- Records drawn from a dataset -
Start of Block

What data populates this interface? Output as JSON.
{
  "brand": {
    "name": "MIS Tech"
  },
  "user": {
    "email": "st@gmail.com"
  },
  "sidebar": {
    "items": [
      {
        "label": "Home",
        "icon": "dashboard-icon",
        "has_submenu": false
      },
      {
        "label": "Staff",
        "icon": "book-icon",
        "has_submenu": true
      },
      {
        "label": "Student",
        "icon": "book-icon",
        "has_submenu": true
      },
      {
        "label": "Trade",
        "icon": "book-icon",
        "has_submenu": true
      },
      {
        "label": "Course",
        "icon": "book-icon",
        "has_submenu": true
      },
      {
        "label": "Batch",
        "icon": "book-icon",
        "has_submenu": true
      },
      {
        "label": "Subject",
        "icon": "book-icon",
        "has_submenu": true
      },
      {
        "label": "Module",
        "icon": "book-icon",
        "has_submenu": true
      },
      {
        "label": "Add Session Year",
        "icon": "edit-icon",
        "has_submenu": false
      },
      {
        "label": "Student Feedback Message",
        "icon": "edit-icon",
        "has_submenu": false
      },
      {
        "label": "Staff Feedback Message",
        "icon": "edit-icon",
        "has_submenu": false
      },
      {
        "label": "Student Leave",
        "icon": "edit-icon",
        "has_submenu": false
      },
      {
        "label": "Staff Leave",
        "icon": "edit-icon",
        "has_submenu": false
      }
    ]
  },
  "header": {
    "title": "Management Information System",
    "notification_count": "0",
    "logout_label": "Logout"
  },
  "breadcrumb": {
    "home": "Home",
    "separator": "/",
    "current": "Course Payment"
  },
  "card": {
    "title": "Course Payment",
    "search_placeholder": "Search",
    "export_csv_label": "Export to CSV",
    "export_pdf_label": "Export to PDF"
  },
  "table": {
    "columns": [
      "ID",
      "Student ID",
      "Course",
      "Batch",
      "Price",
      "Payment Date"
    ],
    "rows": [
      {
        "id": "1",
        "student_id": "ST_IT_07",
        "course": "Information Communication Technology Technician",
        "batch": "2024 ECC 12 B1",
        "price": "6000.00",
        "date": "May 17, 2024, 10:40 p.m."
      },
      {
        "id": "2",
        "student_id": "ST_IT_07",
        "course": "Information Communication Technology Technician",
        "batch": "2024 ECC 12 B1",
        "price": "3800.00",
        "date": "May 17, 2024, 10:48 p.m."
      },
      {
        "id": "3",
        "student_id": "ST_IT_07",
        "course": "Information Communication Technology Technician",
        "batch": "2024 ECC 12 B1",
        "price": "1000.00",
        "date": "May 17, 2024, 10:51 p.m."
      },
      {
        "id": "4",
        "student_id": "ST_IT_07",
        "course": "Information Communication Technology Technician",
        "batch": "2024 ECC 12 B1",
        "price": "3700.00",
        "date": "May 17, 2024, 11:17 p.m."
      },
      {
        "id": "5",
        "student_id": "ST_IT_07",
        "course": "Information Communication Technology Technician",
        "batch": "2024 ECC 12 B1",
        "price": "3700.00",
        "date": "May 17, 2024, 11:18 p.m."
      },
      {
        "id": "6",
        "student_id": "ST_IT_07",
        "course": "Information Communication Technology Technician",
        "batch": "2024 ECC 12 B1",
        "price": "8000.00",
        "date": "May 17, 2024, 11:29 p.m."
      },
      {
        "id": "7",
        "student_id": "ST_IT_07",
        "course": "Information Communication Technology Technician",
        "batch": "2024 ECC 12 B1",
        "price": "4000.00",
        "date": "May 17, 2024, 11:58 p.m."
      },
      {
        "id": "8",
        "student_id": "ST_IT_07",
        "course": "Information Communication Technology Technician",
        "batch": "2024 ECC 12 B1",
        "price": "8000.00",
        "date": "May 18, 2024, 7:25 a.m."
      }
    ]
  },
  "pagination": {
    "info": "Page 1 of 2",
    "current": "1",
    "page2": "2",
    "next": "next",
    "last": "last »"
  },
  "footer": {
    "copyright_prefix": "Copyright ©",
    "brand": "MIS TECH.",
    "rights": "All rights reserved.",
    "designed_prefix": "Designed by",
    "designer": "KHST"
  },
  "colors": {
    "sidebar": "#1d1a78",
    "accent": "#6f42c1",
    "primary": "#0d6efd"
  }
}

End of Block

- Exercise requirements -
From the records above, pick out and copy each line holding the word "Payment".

- Answer for the task -
    "current": "Course Payment"
    "title": "Course Payment",
      "Payment Date"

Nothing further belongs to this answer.